I run into people from time to time who are very skeptical of religious ritual, things like liturgy or hourly prayers, practices like fasting or crossing yourself. If we discuss it, they usually tell me that they think it’s deadening, that their spirituality is vital and free and that ritual would stifle things.
I think I understand the resistance. Some come from families that just seemed to cycle through the motions at church. Some of those families were very serious and consistent, others almost irreligious in every other way; both left the impression that their engagement was lifeless, even faithless.
Others have simply never tried it. They have a preconception of what ritual is all about, and they think embracing it would be a giant spiritual step backward.
My personal experience was more like the latter, but it turns out that I was very wrong. I have found — and many others I know have as well — that vital faith combined with traditional ritual proves spiritually enriching. Here are two initial reasons why:
1. Ritual provides structure for faith
Ritual contours our spirituality the same way a cup contours a beverage. Remove the cup and you have an accident, a word that pretty well describes my Christian walk before encountering ritual’s comely structures.
I don’t know if the observation was original to him, but a friend once said that ritual is the grammar of faith. Grammar isn’t the substance of language, but its structures and precision help language reach fuller, richer meaning. Ritual can do the same thing for faith.
Many of us have faith like a rambling run-on sentence, all meandering and going who-knows-where. It’s not that it’s bad. It’s just missing direction. We know our faith has meaning, but the full depth of that meaning is unavailable or unattainable to us because we’ve not availed ourselves of the formative, shaping power of ritual.
2. Ritual enlivens faith
Augustine wrote about this while discussing the physicality of prayer. God doesn’t need people to “bend their knees . . . stretch forth their hands, or even prostrate themselves on the ground, [or] whatever else they visibly do. . . .” After all, he said, God knows “their invisible will and heart’s intention. . . .”
But the ritual of prayer “excites” a more prayerful spirit. As the outward acts are done in faith, the inward, spiritual reality of that faith increases. Augustine said “the heart’s affection . . . grows because [the ritual motions] are made.”

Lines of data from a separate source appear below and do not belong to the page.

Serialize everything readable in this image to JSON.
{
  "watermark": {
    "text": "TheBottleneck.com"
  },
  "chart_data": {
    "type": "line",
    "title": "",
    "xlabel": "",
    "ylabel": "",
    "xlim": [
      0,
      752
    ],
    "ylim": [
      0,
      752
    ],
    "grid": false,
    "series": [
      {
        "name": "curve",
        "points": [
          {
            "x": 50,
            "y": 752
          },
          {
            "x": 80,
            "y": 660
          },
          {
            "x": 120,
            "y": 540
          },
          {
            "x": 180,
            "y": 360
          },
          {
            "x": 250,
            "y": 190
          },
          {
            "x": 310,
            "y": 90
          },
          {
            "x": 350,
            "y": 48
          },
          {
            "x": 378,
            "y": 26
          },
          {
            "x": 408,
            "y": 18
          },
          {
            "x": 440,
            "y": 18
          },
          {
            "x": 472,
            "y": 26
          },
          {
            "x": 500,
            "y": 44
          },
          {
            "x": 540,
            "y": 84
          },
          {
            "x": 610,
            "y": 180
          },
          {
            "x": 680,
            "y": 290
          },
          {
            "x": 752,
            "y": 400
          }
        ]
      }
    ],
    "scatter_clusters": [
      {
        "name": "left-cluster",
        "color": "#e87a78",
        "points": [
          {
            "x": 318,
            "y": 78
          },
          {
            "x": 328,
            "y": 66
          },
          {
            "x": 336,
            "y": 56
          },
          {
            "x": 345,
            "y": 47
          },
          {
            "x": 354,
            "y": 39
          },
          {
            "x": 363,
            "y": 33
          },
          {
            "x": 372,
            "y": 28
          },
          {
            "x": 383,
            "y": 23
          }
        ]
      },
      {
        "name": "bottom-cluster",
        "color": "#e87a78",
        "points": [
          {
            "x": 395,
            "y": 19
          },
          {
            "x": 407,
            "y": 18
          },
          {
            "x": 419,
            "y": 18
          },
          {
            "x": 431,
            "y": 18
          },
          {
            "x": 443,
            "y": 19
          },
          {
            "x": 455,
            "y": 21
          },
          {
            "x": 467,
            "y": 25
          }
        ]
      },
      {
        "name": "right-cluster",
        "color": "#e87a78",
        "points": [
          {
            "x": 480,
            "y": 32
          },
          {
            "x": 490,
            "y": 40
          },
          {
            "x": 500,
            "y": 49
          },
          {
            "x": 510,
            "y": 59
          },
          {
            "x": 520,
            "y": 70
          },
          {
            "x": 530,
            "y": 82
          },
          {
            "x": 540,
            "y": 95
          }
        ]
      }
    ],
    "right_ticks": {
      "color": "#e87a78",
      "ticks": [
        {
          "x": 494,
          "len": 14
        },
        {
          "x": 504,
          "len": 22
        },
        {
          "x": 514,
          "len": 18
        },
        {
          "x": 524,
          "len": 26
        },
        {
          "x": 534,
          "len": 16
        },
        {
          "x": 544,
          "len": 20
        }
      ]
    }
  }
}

I find this generally true of liturgical worship, using a prayer book, crossing myself, lighting candles for prayer, and other ritual activities as well. They stir my heart, and best of all they bring my heart along when it’s heavy or distracted or even resistant. Instead of being a dead weight, ritual excites and energizes my faith. I can start out saying my prayers by rote and find myself at the end fully, spiritually engaged. And I never would have arrived in the second of those states if I didn’t begin with simple ritual.

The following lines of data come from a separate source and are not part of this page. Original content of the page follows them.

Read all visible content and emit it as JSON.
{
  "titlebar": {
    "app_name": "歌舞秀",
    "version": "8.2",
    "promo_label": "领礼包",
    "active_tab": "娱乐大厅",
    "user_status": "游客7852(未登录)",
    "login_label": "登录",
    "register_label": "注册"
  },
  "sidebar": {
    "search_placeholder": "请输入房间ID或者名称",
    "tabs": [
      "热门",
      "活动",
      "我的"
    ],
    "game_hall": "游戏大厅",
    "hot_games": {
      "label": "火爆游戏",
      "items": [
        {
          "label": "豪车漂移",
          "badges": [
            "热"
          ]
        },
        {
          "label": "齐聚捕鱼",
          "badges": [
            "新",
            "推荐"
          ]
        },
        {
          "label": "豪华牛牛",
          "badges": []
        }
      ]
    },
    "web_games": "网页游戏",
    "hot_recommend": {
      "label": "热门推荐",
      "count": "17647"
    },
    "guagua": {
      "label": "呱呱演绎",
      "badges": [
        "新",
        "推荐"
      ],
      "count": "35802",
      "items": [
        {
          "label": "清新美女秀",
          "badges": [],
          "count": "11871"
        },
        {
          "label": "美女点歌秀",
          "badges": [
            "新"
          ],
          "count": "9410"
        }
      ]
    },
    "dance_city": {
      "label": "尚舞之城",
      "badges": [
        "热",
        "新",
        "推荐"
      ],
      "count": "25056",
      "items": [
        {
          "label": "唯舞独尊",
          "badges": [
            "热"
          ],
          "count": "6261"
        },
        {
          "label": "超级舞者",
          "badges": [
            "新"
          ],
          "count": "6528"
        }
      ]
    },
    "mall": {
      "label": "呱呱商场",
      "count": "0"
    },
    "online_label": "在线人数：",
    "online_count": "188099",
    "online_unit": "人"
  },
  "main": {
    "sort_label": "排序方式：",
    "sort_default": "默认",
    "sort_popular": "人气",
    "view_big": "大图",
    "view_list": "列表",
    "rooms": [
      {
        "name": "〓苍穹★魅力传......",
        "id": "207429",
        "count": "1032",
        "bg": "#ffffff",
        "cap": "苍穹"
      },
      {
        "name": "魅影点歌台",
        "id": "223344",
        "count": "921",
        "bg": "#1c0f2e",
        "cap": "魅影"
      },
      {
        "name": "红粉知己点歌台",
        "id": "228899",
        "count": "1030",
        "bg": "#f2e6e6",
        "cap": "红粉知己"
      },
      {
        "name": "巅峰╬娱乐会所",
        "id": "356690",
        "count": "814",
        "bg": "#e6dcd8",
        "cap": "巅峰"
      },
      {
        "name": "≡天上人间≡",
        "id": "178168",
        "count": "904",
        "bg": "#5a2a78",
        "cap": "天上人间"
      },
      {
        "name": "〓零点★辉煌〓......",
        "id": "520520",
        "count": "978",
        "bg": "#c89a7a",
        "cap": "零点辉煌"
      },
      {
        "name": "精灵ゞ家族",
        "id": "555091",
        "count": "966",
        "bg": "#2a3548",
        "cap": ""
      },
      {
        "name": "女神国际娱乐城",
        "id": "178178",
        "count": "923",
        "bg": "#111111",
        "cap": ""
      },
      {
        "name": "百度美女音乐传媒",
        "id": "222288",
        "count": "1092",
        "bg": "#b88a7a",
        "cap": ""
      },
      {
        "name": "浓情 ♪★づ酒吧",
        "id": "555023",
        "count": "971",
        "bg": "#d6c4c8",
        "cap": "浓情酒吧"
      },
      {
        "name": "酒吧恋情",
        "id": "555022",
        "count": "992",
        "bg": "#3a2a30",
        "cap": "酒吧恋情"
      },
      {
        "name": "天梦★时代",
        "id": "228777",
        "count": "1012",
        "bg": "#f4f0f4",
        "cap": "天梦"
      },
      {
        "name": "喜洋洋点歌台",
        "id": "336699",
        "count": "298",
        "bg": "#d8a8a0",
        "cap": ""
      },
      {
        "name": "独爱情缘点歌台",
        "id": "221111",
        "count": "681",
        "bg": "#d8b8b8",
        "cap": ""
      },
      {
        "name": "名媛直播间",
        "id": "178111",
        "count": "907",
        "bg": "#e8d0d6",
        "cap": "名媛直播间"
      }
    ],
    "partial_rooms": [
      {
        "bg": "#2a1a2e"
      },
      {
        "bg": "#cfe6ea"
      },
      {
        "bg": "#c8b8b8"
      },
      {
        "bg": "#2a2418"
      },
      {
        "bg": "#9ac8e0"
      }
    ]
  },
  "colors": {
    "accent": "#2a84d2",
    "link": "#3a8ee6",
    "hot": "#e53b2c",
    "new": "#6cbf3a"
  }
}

Ritual can be form without power. We’ve all seen that, and some have suffered by it. But don’t close the door; the form of ritual filled with the Spirit’s power can be enriching beyond measure.